During the past two years, 15 state funds have been set up or are being considered in Africa, the group’s global head of sovereigns Patrick Thomson said.
The region would see more starting in coming years, he said.
With commodity prices rising, African countries are putting their surpluses into government-owned funds designed to manage a country’s wealth for future generations. Angola set up its $5bn state fund in October, Uganda said in April it planned to create a sovereign fund, and Nigeria, Africa’s biggest oil producer, inaugurated its $1bn fund eight months ago.
"We expect the number in Africa to grow further over the coming years," Mr Thomson recently said in Hong Kong. There are two main reasons why more state funds are being set up in Africa — "it’s the growth in commodity prices, and it’s the growth in foreign exchange reserves".
Africa was catching up with many Asian and Middle-East countries that already had a state fund, Mr Thomson said.
Latin America was expected to see the second-strongest growth in the number of new funds, he said, without elaborating.

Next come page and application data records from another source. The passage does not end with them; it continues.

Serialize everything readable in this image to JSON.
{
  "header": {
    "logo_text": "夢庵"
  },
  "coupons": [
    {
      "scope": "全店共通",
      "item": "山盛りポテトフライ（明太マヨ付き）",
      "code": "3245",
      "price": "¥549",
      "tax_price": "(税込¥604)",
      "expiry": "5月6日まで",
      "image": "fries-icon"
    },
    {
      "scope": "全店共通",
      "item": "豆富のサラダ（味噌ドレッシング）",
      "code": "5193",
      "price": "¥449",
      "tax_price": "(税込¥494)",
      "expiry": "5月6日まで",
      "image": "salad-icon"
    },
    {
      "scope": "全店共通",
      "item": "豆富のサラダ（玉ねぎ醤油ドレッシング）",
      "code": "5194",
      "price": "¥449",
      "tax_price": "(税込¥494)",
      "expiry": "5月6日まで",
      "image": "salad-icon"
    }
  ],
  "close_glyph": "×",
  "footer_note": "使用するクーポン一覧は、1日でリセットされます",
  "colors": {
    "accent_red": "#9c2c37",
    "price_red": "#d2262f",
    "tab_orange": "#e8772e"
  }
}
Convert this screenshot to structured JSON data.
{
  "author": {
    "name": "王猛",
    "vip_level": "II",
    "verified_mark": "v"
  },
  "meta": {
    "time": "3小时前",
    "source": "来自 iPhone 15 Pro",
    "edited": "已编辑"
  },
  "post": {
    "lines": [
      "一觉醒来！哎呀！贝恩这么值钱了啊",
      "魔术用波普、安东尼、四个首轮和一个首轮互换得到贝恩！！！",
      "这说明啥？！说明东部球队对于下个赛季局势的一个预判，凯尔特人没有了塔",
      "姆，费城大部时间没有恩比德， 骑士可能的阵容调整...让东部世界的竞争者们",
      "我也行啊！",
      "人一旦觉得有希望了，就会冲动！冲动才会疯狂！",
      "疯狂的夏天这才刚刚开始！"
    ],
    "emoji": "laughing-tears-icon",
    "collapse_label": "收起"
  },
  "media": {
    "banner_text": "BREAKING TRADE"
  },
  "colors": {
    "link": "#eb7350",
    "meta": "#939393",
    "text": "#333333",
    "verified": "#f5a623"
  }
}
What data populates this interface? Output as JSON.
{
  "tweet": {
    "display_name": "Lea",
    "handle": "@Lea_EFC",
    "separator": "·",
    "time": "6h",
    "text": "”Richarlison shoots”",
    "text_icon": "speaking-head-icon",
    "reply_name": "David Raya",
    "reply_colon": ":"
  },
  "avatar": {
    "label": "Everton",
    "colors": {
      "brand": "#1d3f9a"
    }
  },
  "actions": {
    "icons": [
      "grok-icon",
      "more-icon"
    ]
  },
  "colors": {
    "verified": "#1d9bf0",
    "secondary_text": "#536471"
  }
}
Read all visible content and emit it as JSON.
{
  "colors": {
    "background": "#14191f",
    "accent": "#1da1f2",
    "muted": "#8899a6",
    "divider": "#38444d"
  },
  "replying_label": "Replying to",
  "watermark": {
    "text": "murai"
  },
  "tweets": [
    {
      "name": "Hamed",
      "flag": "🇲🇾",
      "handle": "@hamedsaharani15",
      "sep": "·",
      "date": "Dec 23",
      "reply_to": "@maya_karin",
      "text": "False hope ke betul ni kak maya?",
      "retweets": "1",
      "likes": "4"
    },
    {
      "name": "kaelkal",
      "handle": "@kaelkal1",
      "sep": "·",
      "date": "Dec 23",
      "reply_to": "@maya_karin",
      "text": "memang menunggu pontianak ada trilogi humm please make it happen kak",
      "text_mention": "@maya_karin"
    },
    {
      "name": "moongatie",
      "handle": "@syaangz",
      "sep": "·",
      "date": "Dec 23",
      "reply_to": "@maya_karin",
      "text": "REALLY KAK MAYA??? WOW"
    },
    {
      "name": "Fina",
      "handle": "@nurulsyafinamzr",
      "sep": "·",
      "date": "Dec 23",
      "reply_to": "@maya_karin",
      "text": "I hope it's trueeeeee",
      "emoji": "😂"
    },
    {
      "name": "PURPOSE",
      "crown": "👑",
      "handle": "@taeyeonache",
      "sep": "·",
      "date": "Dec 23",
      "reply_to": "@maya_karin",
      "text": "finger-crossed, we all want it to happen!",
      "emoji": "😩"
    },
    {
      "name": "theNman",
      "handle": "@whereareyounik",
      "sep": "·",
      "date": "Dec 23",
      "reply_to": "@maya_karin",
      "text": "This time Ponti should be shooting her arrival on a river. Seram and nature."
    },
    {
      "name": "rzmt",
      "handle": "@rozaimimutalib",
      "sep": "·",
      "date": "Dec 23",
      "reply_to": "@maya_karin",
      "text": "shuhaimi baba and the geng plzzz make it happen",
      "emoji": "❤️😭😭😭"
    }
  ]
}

Mr Thomson, who advises state entities such as wealth funds, central banks and pension funds, declined to name particular countries as candidates for new state funds. The annual average price of copper has more than quadrupled during the past decade, while the average cost of oil surged almost four times, bolstering the assets of African state funds.
The average price of gold, for which SA is the continent’s biggest producer, surged more than 300% since 2003.

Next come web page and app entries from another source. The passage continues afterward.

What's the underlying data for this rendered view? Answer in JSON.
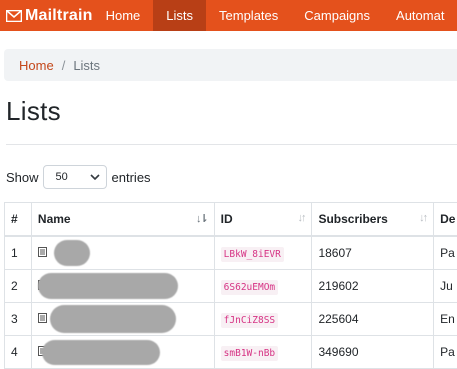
{
  "nav": {
    "brand": "Mailtrain",
    "items": [
      {
        "label": "Home",
        "active": false
      },
      {
        "label": "Lists",
        "active": true
      },
      {
        "label": "Templates",
        "active": false
      },
      {
        "label": "Campaigns",
        "active": false
      },
      {
        "label": "Automat",
        "active": false
      }
    ]
  },
  "breadcrumb": {
    "home": "Home",
    "separator": "/",
    "current": "Lists"
  },
  "page": {
    "title": "Lists"
  },
  "entries": {
    "show_label": "Show",
    "selected": "50",
    "suffix_label": "entries"
  },
  "table": {
    "headers": {
      "num": "#",
      "name": "Name",
      "id": "ID",
      "subscribers": "Subscribers",
      "description": "De"
    },
    "rows": [
      {
        "num": "1",
        "id": "LBkW_8iEVR",
        "subscribers": "18607",
        "description": "Pa"
      },
      {
        "num": "2",
        "id": "6S62uEMOm",
        "subscribers": "219602",
        "description": "Ju"
      },
      {
        "num": "3",
        "id": "fJnCiZ8SS",
        "subscribers": "225604",
        "description": "En"
      },
      {
        "num": "4",
        "id": "smB1W-nBb",
        "subscribers": "349690",
        "description": "Pa"
      }
    ]
  },
  "colors": {
    "navbar": "#e4511c",
    "navbar_active": "#b83f16",
    "link": "#c4471a",
    "code": "#d63384"
  }
}
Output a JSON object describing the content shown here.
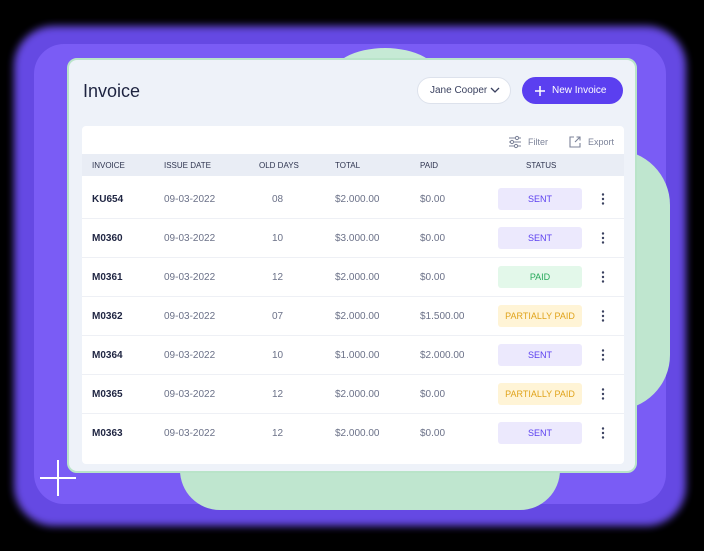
{
  "header": {
    "title": "Invoice",
    "user_select_value": "Jane Cooper",
    "new_button_label": "New Invoice"
  },
  "toolbar": {
    "filter_label": "Filter",
    "export_label": "Export"
  },
  "table": {
    "columns": [
      "INVOICE",
      "ISSUE DATE",
      "OLD DAYS",
      "TOTAL",
      "PAID",
      "STATUS"
    ],
    "rows": [
      {
        "invoice": "KU654",
        "issue_date": "09-03-2022",
        "old_days": "08",
        "total": "$2.000.00",
        "paid": "$0.00",
        "status": "SENT"
      },
      {
        "invoice": "M0360",
        "issue_date": "09-03-2022",
        "old_days": "10",
        "total": "$3.000.00",
        "paid": "$0.00",
        "status": "SENT"
      },
      {
        "invoice": "M0361",
        "issue_date": "09-03-2022",
        "old_days": "12",
        "total": "$2.000.00",
        "paid": "$0.00",
        "status": "PAID"
      },
      {
        "invoice": "M0362",
        "issue_date": "09-03-2022",
        "old_days": "07",
        "total": "$2.000.00",
        "paid": "$1.500.00",
        "status": "PARTIALLY PAID"
      },
      {
        "invoice": "M0364",
        "issue_date": "09-03-2022",
        "old_days": "10",
        "total": "$1.000.00",
        "paid": "$2.000.00",
        "status": "SENT"
      },
      {
        "invoice": "M0365",
        "issue_date": "09-03-2022",
        "old_days": "12",
        "total": "$2.000.00",
        "paid": "$0.00",
        "status": "PARTIALLY PAID"
      },
      {
        "invoice": "M0363",
        "issue_date": "09-03-2022",
        "old_days": "12",
        "total": "$2.000.00",
        "paid": "$0.00",
        "status": "SENT"
      }
    ]
  },
  "colors": {
    "accent": "#5b3ff0",
    "sent_bg": "#ece9fd",
    "sent_fg": "#5b3ff0",
    "paid_bg": "#e3f8ea",
    "paid_fg": "#27a95a",
    "partial_bg": "#fff4d6",
    "partial_fg": "#e0a31a"
  },
  "icons": {
    "user_select_chevron": "chevron-down-icon",
    "new_button": "plus-icon",
    "filter": "sliders-icon",
    "export": "export-icon",
    "row_menu": "more-vertical-icon"
  }
}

Africa’s biggest sovereign wealth fund is Algeria’s $77.2bn Revenue Regulation Fund, the Sovereign Wealth Fund Institute said. The Algerian fund is followed by the $65bn Libyan Investment Authority and Botswana’s $6.9bn Pula Fund.
Tanzania, the holder of the second-largest natural gas resources in East Africa, was considering starting a state-owned investment vehicle using income earned from the fuel, President Jakaya Kikwete said in August.

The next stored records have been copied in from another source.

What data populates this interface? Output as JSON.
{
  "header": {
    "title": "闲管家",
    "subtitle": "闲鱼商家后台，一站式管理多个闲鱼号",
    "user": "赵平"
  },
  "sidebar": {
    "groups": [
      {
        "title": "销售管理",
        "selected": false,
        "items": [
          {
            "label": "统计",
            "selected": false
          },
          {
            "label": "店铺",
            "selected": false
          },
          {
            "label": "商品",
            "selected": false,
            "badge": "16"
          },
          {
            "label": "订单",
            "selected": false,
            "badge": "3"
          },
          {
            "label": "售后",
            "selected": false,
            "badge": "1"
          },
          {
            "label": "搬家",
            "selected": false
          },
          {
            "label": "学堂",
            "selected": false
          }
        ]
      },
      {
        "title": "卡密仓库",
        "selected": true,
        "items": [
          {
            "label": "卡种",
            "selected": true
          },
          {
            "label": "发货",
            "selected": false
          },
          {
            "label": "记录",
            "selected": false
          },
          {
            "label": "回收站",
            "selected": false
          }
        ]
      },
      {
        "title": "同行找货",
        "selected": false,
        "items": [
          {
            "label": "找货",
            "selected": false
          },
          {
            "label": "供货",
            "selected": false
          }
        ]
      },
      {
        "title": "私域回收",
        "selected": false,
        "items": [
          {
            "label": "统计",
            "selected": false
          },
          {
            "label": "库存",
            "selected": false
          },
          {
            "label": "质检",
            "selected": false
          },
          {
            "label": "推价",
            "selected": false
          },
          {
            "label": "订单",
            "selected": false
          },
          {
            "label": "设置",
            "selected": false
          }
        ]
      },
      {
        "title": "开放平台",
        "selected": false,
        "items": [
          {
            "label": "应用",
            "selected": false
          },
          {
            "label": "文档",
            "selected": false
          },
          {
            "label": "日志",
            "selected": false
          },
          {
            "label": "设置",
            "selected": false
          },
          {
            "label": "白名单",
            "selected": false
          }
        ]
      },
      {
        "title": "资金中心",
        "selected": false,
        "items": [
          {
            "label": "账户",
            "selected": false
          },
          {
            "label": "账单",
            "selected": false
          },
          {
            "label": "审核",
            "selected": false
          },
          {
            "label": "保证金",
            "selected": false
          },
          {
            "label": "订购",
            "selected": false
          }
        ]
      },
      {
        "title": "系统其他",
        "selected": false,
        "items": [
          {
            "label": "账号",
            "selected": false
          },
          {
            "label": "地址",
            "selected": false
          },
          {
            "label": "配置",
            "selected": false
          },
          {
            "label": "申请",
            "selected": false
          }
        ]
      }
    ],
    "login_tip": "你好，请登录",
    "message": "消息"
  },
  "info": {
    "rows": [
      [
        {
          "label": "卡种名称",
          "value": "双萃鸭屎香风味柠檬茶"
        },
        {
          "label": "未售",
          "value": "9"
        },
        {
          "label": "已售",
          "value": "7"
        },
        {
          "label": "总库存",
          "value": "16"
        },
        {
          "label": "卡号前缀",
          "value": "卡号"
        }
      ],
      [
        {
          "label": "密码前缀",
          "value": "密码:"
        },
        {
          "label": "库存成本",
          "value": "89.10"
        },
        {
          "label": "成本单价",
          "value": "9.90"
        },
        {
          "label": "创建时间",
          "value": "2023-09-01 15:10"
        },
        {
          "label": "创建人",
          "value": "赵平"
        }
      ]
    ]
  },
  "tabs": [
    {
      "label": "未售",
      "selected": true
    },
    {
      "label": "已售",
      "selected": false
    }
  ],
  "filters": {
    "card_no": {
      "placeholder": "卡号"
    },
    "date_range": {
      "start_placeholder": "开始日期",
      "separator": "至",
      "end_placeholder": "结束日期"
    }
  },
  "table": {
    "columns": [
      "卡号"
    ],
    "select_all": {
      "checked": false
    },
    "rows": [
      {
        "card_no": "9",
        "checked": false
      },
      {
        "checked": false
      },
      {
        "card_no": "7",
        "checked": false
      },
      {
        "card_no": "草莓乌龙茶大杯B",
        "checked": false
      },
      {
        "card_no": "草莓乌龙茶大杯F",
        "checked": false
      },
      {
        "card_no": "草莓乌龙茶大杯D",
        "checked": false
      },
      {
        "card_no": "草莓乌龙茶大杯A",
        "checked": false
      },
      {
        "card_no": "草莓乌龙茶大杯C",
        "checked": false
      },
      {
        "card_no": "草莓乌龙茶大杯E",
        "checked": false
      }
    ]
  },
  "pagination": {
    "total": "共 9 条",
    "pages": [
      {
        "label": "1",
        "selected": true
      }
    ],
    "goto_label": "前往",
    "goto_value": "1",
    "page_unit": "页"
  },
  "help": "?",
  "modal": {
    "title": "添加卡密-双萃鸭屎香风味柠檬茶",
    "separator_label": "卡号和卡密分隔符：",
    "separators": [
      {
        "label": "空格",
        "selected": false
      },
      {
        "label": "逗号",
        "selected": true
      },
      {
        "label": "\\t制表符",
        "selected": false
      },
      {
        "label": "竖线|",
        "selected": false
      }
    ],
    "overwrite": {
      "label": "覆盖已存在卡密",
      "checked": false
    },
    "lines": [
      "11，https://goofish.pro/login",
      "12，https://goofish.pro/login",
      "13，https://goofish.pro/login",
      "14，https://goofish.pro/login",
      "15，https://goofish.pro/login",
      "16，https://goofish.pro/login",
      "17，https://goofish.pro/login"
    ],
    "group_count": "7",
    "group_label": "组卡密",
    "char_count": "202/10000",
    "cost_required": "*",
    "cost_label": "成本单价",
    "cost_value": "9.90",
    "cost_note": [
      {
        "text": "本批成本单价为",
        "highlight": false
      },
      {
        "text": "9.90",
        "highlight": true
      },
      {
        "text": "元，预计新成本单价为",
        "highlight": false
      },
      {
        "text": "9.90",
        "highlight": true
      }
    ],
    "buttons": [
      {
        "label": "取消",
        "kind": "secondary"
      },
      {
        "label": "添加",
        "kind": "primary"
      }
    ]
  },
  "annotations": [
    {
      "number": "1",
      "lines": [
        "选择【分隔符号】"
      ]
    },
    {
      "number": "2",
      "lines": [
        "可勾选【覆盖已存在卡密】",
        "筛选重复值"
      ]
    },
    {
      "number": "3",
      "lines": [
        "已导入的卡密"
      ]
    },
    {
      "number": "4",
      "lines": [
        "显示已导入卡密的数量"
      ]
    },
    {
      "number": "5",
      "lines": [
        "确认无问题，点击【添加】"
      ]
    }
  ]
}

The Zimbabwean government in December said that it had created a sovereign wealth fund after it compelled foreign-owned companies to sell 51% stakes to Zimbabweans under its indigenisation initiative.
Mozambique was mulling starting an investment pool, the head of global sovereign markets strategy at UBS, Massimiliano Castelli, said in March.
Sierra Leone President Ernest Bai Koroma proposed setting up a state fund with the proceeds from the mining industry, Reuters reported in October.
Sovereign funds around the world were shifting their investments from the developed world into emerging-market assets, Mr Thomson said.
They were buying mostly debt and equity in public markets in developing regions, he said, without quantifying.
State funds were also increasingly joining forces in their investments, partly investing in alternative assets, such as infrastructure and real estate, including airports and utility companies, Mr Thomson said.
The wealth funds of Russia and China in June last year started a joint private-equity fund mainly targeting transactions in Russian forestry, logistics and agriculture. Sovereign funds’ investments in alternative assets may face less competition from other investors, including pension funds and insurers in developed markets, that face increasing constraints due to tightening regulations, Mr Thomson said.
European Union regulators are setting up new regulations, known as Solvency 2, aimed at making insurers safer by harmonising the way they allocate capital against the risks they take.
"Solvency 2 is making insurance companies change their investment behaviour in order to meet regulation," he said.
"That provides the opportunity for sovereign funds to invest in assets that insurance companies used to invest in and now perhaps they are finding it more difficult under new regulation," Mr Thomson said.